For now, however, employers must do everything they can to prevent the spread of the virus.
The pandemic is still a developing situation, so it’s important to keep up with evolving local and federal guidelines. Employers should pay particular attention to OSHA requirements for COVID-19, as well as the possibility of workers’ compensation claims.
OSHA has released Guidance on Preparing Workplaces for COVID-19, as well as a COVID-19 FAQ. The FAQ covers a multitude of topics, including personal protective equipment, testing, training, retaliation and more. Employers should also pay attention to the reporting requirements. If an employee dies after a work-related exposure to COVID-19, the employer must report the death within eight hours of learning about it.
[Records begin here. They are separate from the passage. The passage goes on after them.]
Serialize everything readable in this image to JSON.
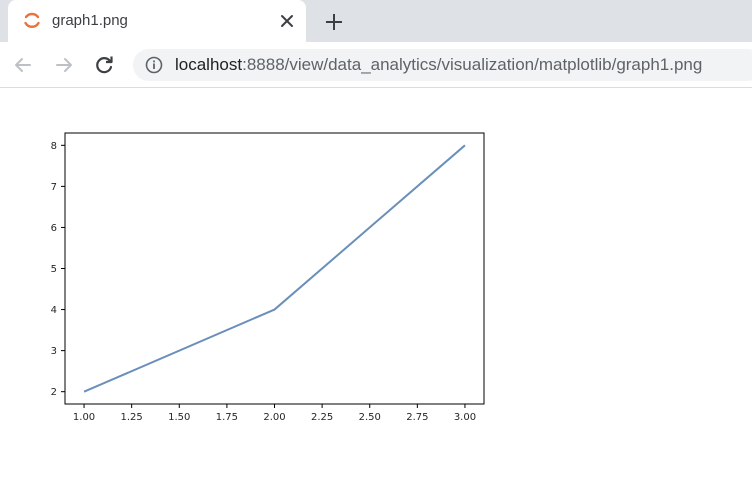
{
  "browser": {
    "tab": {
      "title": "graph1.png",
      "icon": "loading-spinner-icon"
    },
    "address": {
      "host": "localhost",
      "rest": ":8888/view/data_analytics/visualization/matplotlib/graph1.png"
    }
  },
  "colors": {
    "line": "#6a8fba",
    "axes": "#000000",
    "tab_bg": "#dee1e6",
    "spinner": "#e8743b"
  },
  "chart_data": {
    "type": "line",
    "x": [
      1,
      2,
      3
    ],
    "series": [
      {
        "values": [
          2,
          4,
          8
        ]
      }
    ],
    "xlim": [
      0.9,
      3.1
    ],
    "ylim": [
      1.7,
      8.3
    ],
    "xticks": [
      1.0,
      1.25,
      1.5,
      1.75,
      2.0,
      2.25,
      2.5,
      2.75,
      3.0
    ],
    "xtick_labels": [
      "1.00",
      "1.25",
      "1.50",
      "1.75",
      "2.00",
      "2.25",
      "2.50",
      "2.75",
      "3.00"
    ],
    "yticks": [
      2,
      3,
      4,
      5,
      6,
      7,
      8
    ],
    "ytick_labels": [
      "2",
      "3",
      "4",
      "5",
      "6",
      "7",
      "8"
    ],
    "grid": false
  }
}
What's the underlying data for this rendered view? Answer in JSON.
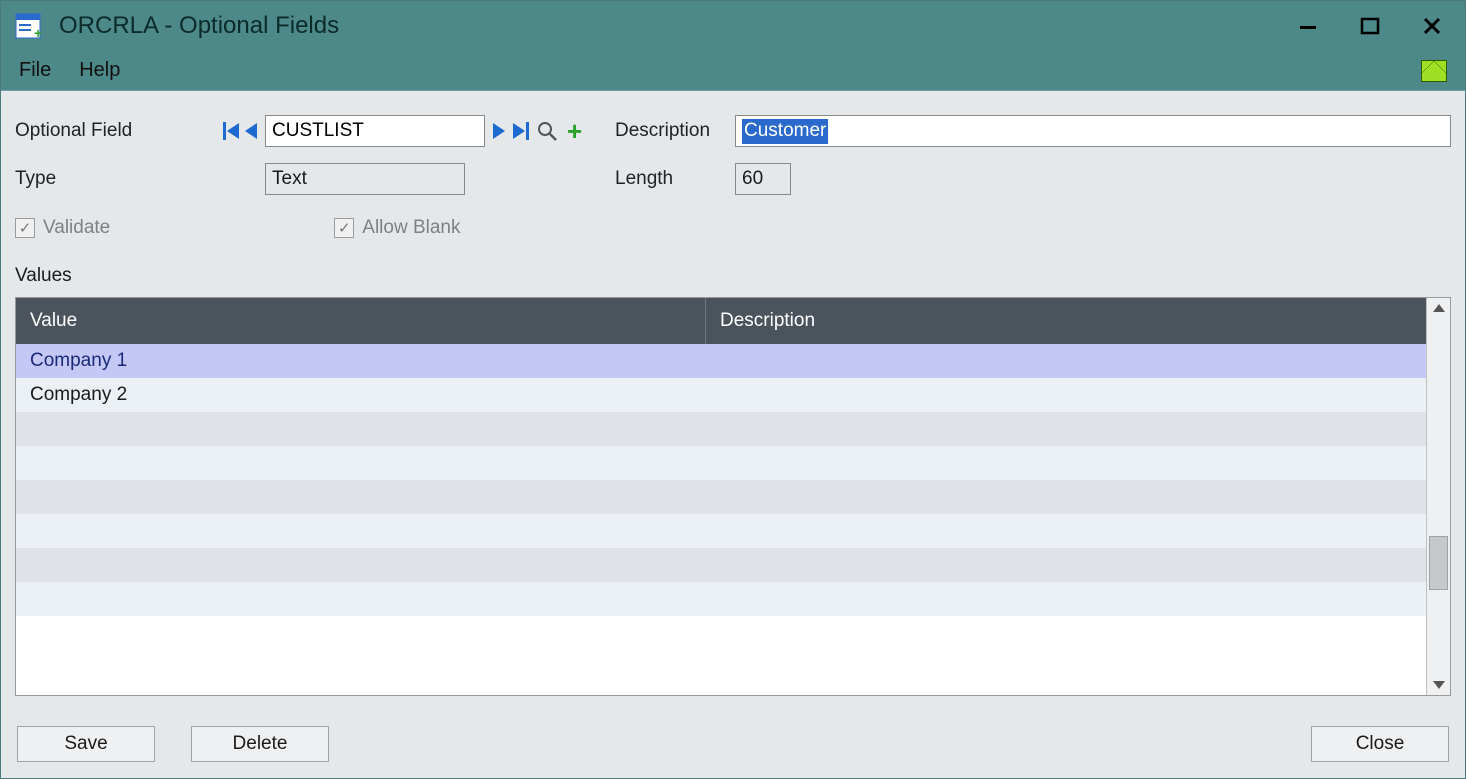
{
  "window": {
    "title": "ORCRLA - Optional Fields"
  },
  "menu": {
    "file": "File",
    "help": "Help"
  },
  "form": {
    "optional_field_label": "Optional Field",
    "optional_field_value": "CUSTLIST",
    "description_label": "Description",
    "description_value": "Customer",
    "type_label": "Type",
    "type_value": "Text",
    "length_label": "Length",
    "length_value": "60",
    "validate_label": "Validate",
    "validate_checked": true,
    "allow_blank_label": "Allow Blank",
    "allow_blank_checked": true
  },
  "values": {
    "section_label": "Values",
    "columns": {
      "value": "Value",
      "description": "Description"
    },
    "rows": [
      {
        "value": "Company 1",
        "description": "",
        "selected": true
      },
      {
        "value": "Company 2",
        "description": "",
        "selected": false
      }
    ]
  },
  "buttons": {
    "save": "Save",
    "delete": "Delete",
    "close": "Close"
  }
}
Employers are expected to take measures to keep workers safe from the coronavirus, and if they don’t, they could face expensive penalties as well as workers’ compensation claims. On November 27, OSHA announced that it had proposed $3,301,932 in penalties related to COVID-19.
OSHA says that the penalties it has proposed in connection to COVID-19 have been for various violations, including the failure to implement a written respirator protection program; failure to provide a medical evaluation, respirator fit test, training on proper use of a respirator and PPE; failure to report an injury, illness or death; failure to record an injury or illness on OSHA recordkeeping forms; and failure to comply with OSHA’s General Duty Clause.
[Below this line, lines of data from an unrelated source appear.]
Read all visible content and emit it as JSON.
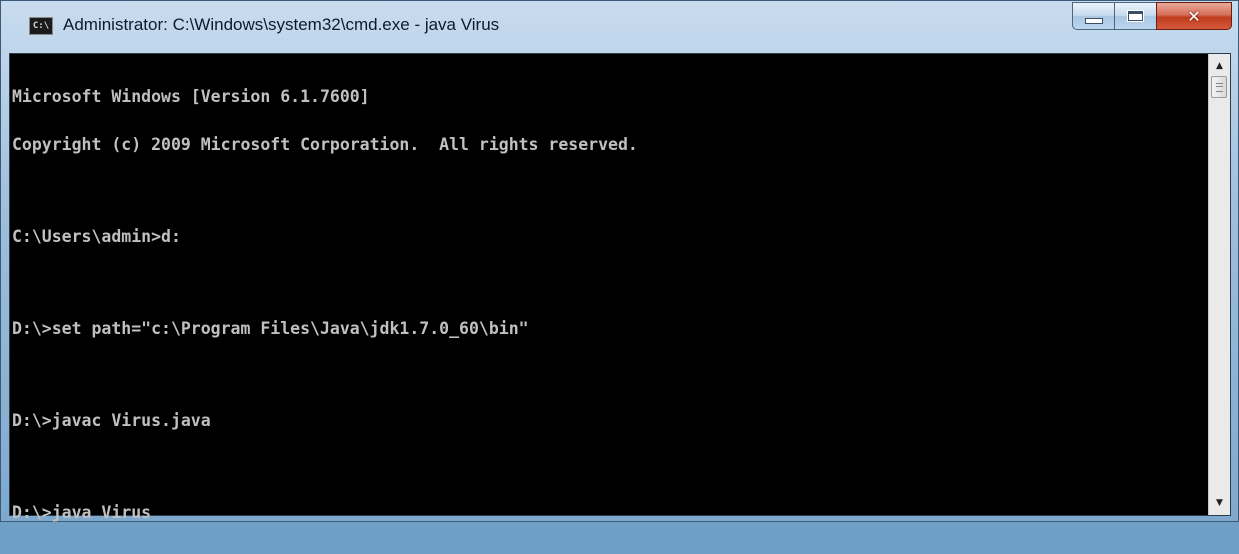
{
  "window": {
    "title": "Administrator: C:\\Windows\\system32\\cmd.exe - java  Virus",
    "icon_text": "C:\\",
    "icon": "cmd-console-icon",
    "colors": {
      "console_bg": "#000000",
      "console_fg": "#c0c0c0",
      "close_button": "#c23c1e"
    }
  },
  "caption_buttons": {
    "minimize_icon": "minimize-icon",
    "maximize_icon": "maximize-icon",
    "close_glyph": "✕"
  },
  "console": {
    "lines": [
      "Microsoft Windows [Version 6.1.7600]",
      "Copyright (c) 2009 Microsoft Corporation.  All rights reserved.",
      "",
      "C:\\Users\\admin>d:",
      "",
      "D:\\>set path=\"c:\\Program Files\\Java\\jdk1.7.0_60\\bin\"",
      "",
      "D:\\>javac Virus.java",
      "",
      "D:\\>java Virus"
    ]
  },
  "scrollbar": {
    "up_arrow": "▲",
    "down_arrow": "▼"
  }
}
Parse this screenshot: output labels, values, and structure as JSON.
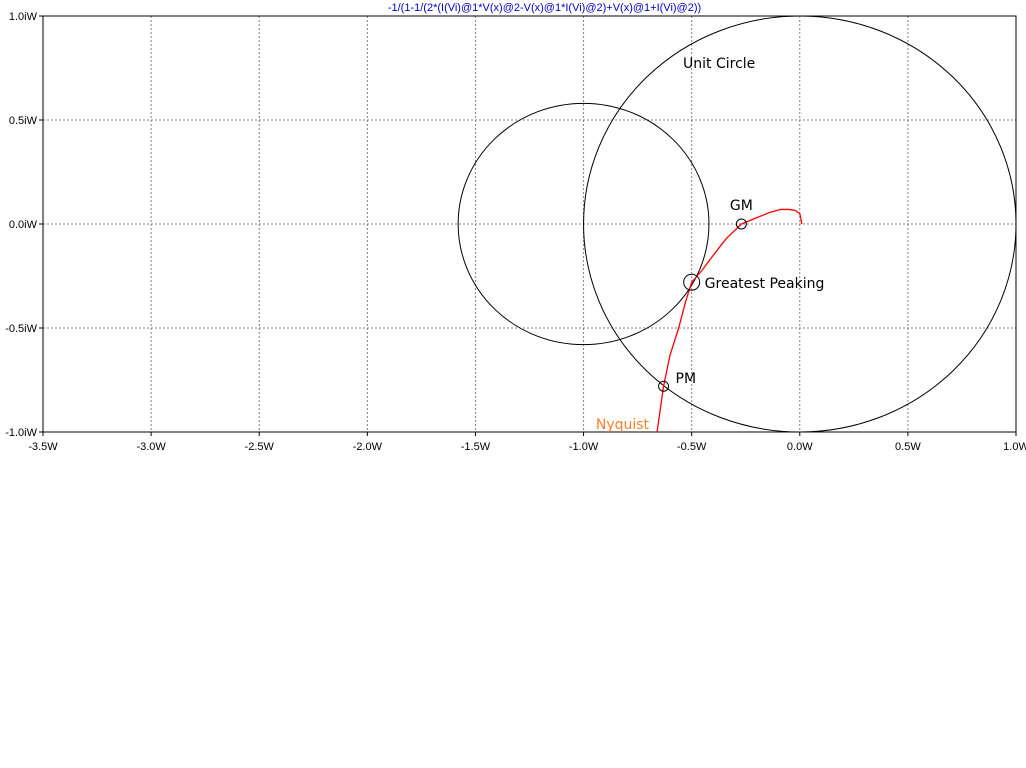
{
  "chart_data": {
    "type": "line",
    "title": "-1/(1-1/(2*(I(Vi)@1*V(x)@2-V(x)@1*I(Vi)@2)+V(x)@1+I(Vi)@2))",
    "title_color": "#0000c8",
    "xlabel": "",
    "ylabel": "",
    "xlim": [
      -3.5,
      1.0
    ],
    "ylim": [
      -1.0,
      1.0
    ],
    "grid": true,
    "x_ticks": [
      {
        "value": -3.5,
        "label": "-3.5W"
      },
      {
        "value": -3.0,
        "label": "-3.0W"
      },
      {
        "value": -2.5,
        "label": "-2.5W"
      },
      {
        "value": -2.0,
        "label": "-2.0W"
      },
      {
        "value": -1.5,
        "label": "-1.5W"
      },
      {
        "value": -1.0,
        "label": "-1.0W"
      },
      {
        "value": -0.5,
        "label": "-0.5W"
      },
      {
        "value": 0.0,
        "label": "0.0W"
      },
      {
        "value": 0.5,
        "label": "0.5W"
      },
      {
        "value": 1.0,
        "label": "1.0W"
      }
    ],
    "y_ticks": [
      {
        "value": 1.0,
        "label": "1.0iW"
      },
      {
        "value": 0.5,
        "label": "0.5iW"
      },
      {
        "value": 0.0,
        "label": "0.0iW"
      },
      {
        "value": -0.5,
        "label": "-0.5iW"
      },
      {
        "value": -1.0,
        "label": "-1.0iW"
      }
    ],
    "series": [
      {
        "name": "Nyquist",
        "color": "#ff0000",
        "label_color": "#ff7f27",
        "x": [
          0.01,
          0.0,
          -0.02,
          -0.05,
          -0.09,
          -0.14,
          -0.2,
          -0.27,
          -0.34,
          -0.4,
          -0.45,
          -0.5,
          -0.53,
          -0.56,
          -0.6,
          -0.63,
          -0.66
        ],
        "y": [
          0.0,
          0.05,
          0.065,
          0.07,
          0.07,
          0.055,
          0.03,
          0.0,
          -0.07,
          -0.15,
          -0.22,
          -0.28,
          -0.38,
          -0.5,
          -0.63,
          -0.78,
          -1.0
        ]
      }
    ],
    "reference_circles": [
      {
        "name": "Unit Circle",
        "center": [
          0.0,
          0.0
        ],
        "radius": 1.0,
        "color": "#000000"
      },
      {
        "center": [
          -1.0,
          0.0
        ],
        "radius": 0.58,
        "color": "#000000"
      }
    ],
    "markers": [
      {
        "label": "GM",
        "x": -0.27,
        "y": 0.0,
        "r": 5
      },
      {
        "label": "Greatest Peaking",
        "x": -0.5,
        "y": -0.28,
        "r": 8
      },
      {
        "label": "PM",
        "x": -0.63,
        "y": -0.78,
        "r": 5
      }
    ],
    "annotations": [
      {
        "text": "Unit Circle",
        "x": -0.54,
        "y": 0.75
      }
    ]
  }
}
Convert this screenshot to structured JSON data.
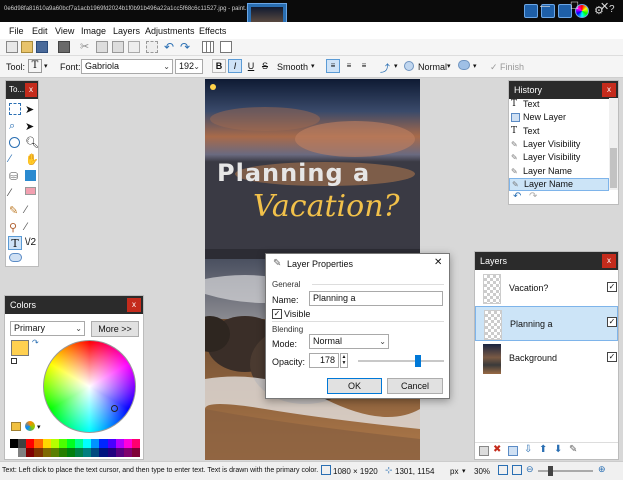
{
  "titlebar": {
    "title": "0e6d98fa81610a9a60bcf7a1acb1969fd2024b1f0b91b496a22a1cc5f68c6c11527.jpg - paint.net 4.0.13",
    "buttons": [
      "minimize-icon",
      "maximize-icon",
      "close-icon"
    ]
  },
  "menu": {
    "items": [
      "File",
      "Edit",
      "View",
      "Image",
      "Layers",
      "Adjustments",
      "Effects"
    ]
  },
  "toolbar2": {
    "tool_label": "Tool:",
    "tool_value": "T",
    "font_label": "Font:",
    "font_value": "Gabriola",
    "size_value": "192",
    "bold": "B",
    "italic": "I",
    "underline": "U",
    "strike": "S",
    "antialias": "Smooth",
    "blend_mode": "Normal",
    "finish": "Finish"
  },
  "tools_panel": {
    "title": "To...",
    "close": "x"
  },
  "colors_panel": {
    "title": "Colors",
    "close": "x",
    "mode": "Primary",
    "more_button": "More >>",
    "palette": [
      "#000000",
      "#404040",
      "#ff0000",
      "#ff6a00",
      "#ffd800",
      "#b6ff00",
      "#4cff00",
      "#00ff21",
      "#00ff90",
      "#00ffff",
      "#0094ff",
      "#0026ff",
      "#4800ff",
      "#b200ff",
      "#ff00dc",
      "#ff006e",
      "#ffffff",
      "#808080",
      "#7f0000",
      "#7f3300",
      "#7f6a00",
      "#5b7f00",
      "#267f00",
      "#007f0e",
      "#007f46",
      "#007f7f",
      "#004a7f",
      "#00137f",
      "#21007f",
      "#57007f",
      "#7f006e",
      "#7f0037"
    ],
    "primary_color": "#ffd050",
    "secondary_color": "#ffffff"
  },
  "history_panel": {
    "title": "History",
    "close": "x",
    "items": [
      {
        "label": "Text",
        "icon": "text-icon"
      },
      {
        "label": "New Layer",
        "icon": "new-layer-icon"
      },
      {
        "label": "Text",
        "icon": "text-icon"
      },
      {
        "label": "Layer Visibility",
        "icon": "layer-properties-icon"
      },
      {
        "label": "Layer Visibility",
        "icon": "layer-properties-icon"
      },
      {
        "label": "Layer Name",
        "icon": "layer-properties-icon"
      },
      {
        "label": "Layer Name",
        "icon": "layer-properties-icon"
      }
    ],
    "selected_index": 6
  },
  "layers_panel": {
    "title": "Layers",
    "close": "x",
    "layers": [
      {
        "name": "Vacation?",
        "visible": true,
        "selected": false
      },
      {
        "name": "Planning a",
        "visible": true,
        "selected": true
      },
      {
        "name": "Background",
        "visible": true,
        "selected": false
      }
    ]
  },
  "canvas_text": {
    "line1": "Planning a",
    "line2": "Vacation?"
  },
  "dialog": {
    "title": "Layer Properties",
    "close": "✕",
    "general_label": "General",
    "name_label": "Name:",
    "name_value": "Planning a",
    "visible_label": "Visible",
    "visible_checked": true,
    "blending_label": "Blending",
    "mode_label": "Mode:",
    "mode_value": "Normal",
    "opacity_label": "Opacity:",
    "opacity_value": "178",
    "opacity_fraction": 0.698,
    "ok_label": "OK",
    "cancel_label": "Cancel"
  },
  "statusbar": {
    "hint": "Text: Left click to place the text cursor, and then type to enter text. Text is drawn with the primary color.",
    "image_size": "1080 × 1920",
    "cursor_pos": "1301, 1154",
    "units": "px",
    "zoom": "30%"
  }
}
Don’t assume that your workers won’t be able to claim workers’ compensation if they get sick. Although it can be difficult to prove where a person contracted a virus – and whether it’s work-related – the New York Workers’ Compensation Board says that it is possible to receive workers’ compensation benefits if a worker gets COVID-19 while working.
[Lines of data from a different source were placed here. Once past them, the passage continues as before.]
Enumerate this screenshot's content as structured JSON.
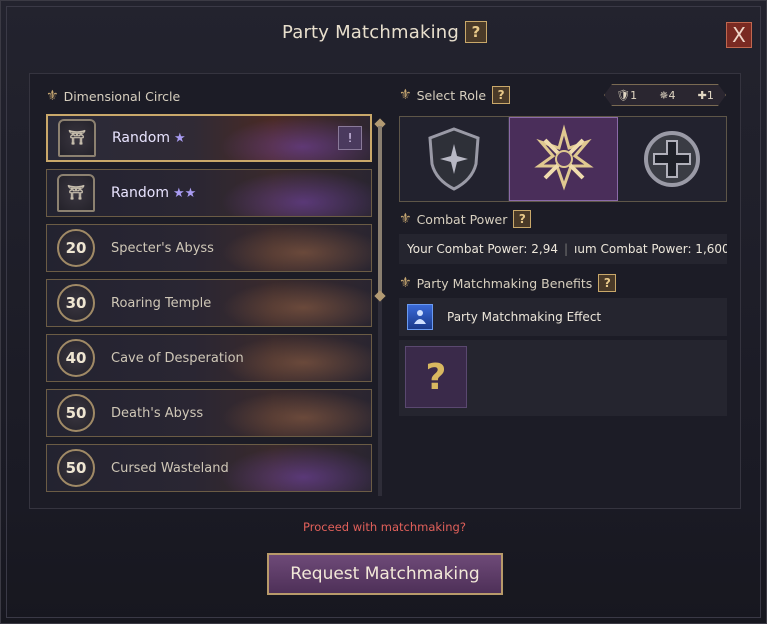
{
  "window": {
    "title": "Party Matchmaking",
    "help": "?",
    "close": "X"
  },
  "left": {
    "section_title": "Dimensional Circle",
    "items": [
      {
        "badge": "",
        "label": "Random",
        "stars": "★",
        "lock": "!"
      },
      {
        "badge": "",
        "label": "Random",
        "stars": "★★"
      },
      {
        "badge": "20",
        "label": "Specter's Abyss"
      },
      {
        "badge": "30",
        "label": "Roaring Temple"
      },
      {
        "badge": "40",
        "label": "Cave of Desperation"
      },
      {
        "badge": "50",
        "label": "Death's Abyss"
      },
      {
        "badge": "50",
        "label": "Cursed Wasteland"
      }
    ]
  },
  "right": {
    "role_title": "Select Role",
    "role_counts": {
      "tank": "1",
      "dps": "4",
      "healer": "1"
    },
    "roles": [
      "shield-role-icon",
      "swords-role-icon",
      "cross-role-icon"
    ],
    "combat_title": "Combat Power",
    "your_cp": "Your Combat Power: 2,94",
    "min_cp": "ıum Combat Power: 1,600",
    "benefits_title": "Party Matchmaking Benefits",
    "benefit_effect": "Party Matchmaking Effect",
    "mystery": "?"
  },
  "footer": {
    "prompt": "Proceed with matchmaking?",
    "button": "Request Matchmaking"
  },
  "colors": {
    "accent": "#c9a86a",
    "selected_role": "#4a2e5a",
    "prompt": "#e0605a"
  }
}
In New York, whether or not a workers’ compensation claim for COVID-19 is approved will depend on the details of the individual case. If a claim is made, it will be reviewed by the employer’s workers’ compensation insurance carrier, and if the carrier disputes the claim, a judge at the Workers’ Compensation Board will make a decision.
If workers’ compensation is awarded, it could cover medical treatment and wage replacement, as well as benefits to surviving dependents and reimbursement for funeral expenses in the event of death. According to Business Insurance, the National Council on Compensation Insurance says that the medical costs for COVID-19 workers’ compensation claims have averaged $38,000 per claim.
The Holiday Party
Employers are having to rethink the traditional holiday party. Although some may switch to virtual parties, making attendance mandatory might backfire with so many people suffering from stress and Zoom fatigue.
According to Employee Benefit Advisor, employers should consider reallocating funds for the holiday party. A LinkedIn study found that more than half of employees would prefer a bonus, and about a third want paid time off.
As always, BNC Insurance is your risk management partner. Contact us with questions and watch for ongoing COVID-19 resource information here.